The Commission has a methodology for ensuring that systematic and thorough checks are carried out regarding respect for fundamental rights in proposals during:

  • preparatory consultations;
  • impact assessments (in 2011, the Commission issued guidelines on taking fundamental rights into account in these assessments);
  • preparation of draft acts.

The Commission also carries out checks to ensure that the charter is reflected in ex post evaluations of EU instruments. It seeks to ensure that efforts are made to better apply the methodology in practice. It pays particular attention to proposals and acts which:

  • raise specific issues of compatibility with the charter, or
  • aim at promoting a specific fundamental right protected by the charter.

The charter and the legislative process

The Commission’s methodology only applies to the preparatory stage of the legislative process. Its proposals may be amended by the Council or the European Parliament without systematic checks being carried out on the amendments’ impact on and compatibility with fundamental rights. Consequently, the Commission is willing to assist the other institutions in reviewing their amendments against the charter. In cases where amendments to its proposal do not sufficiently guarantee respect for fundamental rights, the Commission can signal its opposition to the lowering of protection standards and take action, including, where applicable, withdraw its proposal. Any draft amendments that may be incompatible with the charter must be dealt with through discussions between the institutions.

The charter and EU countries

EU countries have an obligation to comply with the charter only when implementing EU law.

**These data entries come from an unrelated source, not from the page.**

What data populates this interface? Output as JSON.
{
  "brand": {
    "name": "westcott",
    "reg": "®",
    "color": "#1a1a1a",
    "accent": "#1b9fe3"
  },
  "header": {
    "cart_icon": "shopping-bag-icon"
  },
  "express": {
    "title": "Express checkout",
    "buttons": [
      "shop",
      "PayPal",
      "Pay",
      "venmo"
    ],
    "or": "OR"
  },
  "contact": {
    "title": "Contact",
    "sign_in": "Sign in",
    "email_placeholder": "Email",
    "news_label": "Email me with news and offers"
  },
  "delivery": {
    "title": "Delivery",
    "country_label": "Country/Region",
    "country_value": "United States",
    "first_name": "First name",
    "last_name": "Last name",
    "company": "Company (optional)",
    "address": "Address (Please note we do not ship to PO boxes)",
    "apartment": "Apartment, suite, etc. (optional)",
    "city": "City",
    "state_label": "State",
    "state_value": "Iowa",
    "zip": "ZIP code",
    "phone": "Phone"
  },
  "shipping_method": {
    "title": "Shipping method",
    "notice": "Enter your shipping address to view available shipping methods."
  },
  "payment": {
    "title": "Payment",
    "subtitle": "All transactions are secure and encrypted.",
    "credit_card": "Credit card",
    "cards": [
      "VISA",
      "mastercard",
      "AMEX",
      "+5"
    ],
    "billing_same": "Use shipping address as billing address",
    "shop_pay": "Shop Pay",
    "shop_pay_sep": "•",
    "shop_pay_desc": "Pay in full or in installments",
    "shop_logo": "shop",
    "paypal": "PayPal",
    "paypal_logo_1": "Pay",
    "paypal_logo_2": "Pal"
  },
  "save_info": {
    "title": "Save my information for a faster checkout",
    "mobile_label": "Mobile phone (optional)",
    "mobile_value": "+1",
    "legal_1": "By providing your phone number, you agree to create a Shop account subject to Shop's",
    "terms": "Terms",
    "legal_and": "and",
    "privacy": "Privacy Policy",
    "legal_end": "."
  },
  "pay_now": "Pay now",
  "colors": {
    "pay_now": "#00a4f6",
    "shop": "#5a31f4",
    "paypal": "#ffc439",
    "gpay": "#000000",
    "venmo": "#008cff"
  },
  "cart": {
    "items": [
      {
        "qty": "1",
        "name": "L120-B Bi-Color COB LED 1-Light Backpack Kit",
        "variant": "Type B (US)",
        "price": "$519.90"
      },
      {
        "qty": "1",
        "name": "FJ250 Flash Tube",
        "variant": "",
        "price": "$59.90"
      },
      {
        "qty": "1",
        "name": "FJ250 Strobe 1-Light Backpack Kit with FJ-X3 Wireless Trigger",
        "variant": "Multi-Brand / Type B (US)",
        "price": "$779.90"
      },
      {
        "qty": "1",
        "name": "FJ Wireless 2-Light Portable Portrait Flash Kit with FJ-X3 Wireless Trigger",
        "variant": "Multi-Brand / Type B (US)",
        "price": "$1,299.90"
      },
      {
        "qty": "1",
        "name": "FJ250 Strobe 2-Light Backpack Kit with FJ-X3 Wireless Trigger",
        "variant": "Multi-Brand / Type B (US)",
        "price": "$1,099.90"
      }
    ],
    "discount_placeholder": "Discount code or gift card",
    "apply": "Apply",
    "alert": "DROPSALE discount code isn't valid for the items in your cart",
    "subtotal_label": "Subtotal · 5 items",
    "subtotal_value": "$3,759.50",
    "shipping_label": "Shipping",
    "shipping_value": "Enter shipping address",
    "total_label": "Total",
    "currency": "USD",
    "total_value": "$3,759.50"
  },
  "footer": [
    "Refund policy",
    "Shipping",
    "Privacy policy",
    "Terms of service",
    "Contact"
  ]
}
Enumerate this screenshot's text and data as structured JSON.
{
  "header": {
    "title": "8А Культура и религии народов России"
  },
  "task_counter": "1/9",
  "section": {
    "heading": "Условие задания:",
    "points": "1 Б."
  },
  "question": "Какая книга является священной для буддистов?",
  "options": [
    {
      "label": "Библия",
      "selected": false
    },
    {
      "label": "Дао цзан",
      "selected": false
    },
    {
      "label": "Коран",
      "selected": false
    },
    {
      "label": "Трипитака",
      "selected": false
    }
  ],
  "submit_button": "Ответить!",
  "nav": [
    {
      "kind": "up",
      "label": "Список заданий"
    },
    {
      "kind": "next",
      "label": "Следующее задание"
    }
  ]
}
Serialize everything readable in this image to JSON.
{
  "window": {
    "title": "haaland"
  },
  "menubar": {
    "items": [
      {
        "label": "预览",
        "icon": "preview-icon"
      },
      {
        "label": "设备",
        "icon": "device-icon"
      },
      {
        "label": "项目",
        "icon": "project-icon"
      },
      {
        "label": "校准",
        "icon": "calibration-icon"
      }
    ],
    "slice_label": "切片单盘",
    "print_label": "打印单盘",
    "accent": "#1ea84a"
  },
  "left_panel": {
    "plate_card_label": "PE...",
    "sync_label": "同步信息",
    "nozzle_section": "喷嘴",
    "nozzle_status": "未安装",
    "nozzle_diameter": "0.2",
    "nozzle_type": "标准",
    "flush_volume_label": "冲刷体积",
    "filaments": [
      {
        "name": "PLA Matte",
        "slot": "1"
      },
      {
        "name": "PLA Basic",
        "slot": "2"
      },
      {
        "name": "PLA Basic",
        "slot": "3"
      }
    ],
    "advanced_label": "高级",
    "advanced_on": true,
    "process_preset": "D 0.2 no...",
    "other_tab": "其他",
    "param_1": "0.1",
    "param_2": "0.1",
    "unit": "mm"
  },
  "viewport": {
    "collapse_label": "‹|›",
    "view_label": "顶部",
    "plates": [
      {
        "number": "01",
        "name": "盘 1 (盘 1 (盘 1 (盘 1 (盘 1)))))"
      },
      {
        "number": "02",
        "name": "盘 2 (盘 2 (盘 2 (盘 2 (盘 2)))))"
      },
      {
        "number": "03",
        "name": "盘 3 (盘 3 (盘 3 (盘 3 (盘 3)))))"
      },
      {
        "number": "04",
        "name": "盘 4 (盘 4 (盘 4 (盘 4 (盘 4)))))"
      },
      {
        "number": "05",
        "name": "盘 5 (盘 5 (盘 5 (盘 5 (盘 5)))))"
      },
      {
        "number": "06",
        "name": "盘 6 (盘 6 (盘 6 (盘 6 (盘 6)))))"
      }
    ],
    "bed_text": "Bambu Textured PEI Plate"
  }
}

The Commission seeks to take steps to enforce respect for fundamental rights in EU countries by:

  • reminding them of this obligation and assisting them in the correct implementation of EU law;
  • launching infringement procedures against an EU country in breach of this obligation.

Information to the public

The public need to be kept well informed of their rights as enshrined in the charter and of ways to enforce these rights if they are violated, in particular as regards defending the rights of the child. It is essential that the public are aware of the legal remedies available and that they have all the appropriate information they need to seek redress (e.g. compensation). Therefore, the Commission seeks to take targeted and tailored measures to tackle any difficulties relating to communication, such as:

  • further information activities on the EU’s role and powers in fundamental rights;
  • actions to ensure that practical information on existing legal remedies is available, in particular through the e-justice portal.

Annual reports on the application of the charter

To review progress in implementing the charter and to provide for regular exchanges of views with the European Parliament and the Council, the Commission draws up annual reports on the application of the charter. These are prepared in close collaboration with all institutions and relevant stakeholders.


More information is available on the EU Charter of Fundamental Rights website


Communication from the Commission: Strategy for the effective implementation of the Charter of Fundamental Rights by the European Union (COM(2010) 573 final of 19 October 2010)


Charter of Fundamental Rights of the European Union — Table of Contents (OJ C 326, 26.10.2012, p. 392)

Commission Staff Working Paper: Operational Guidance on taking account of Fundamental Rights in Commission Impact Assessments (SEC(2011) 567 final of 6.5.2011)

last update 28.06.2016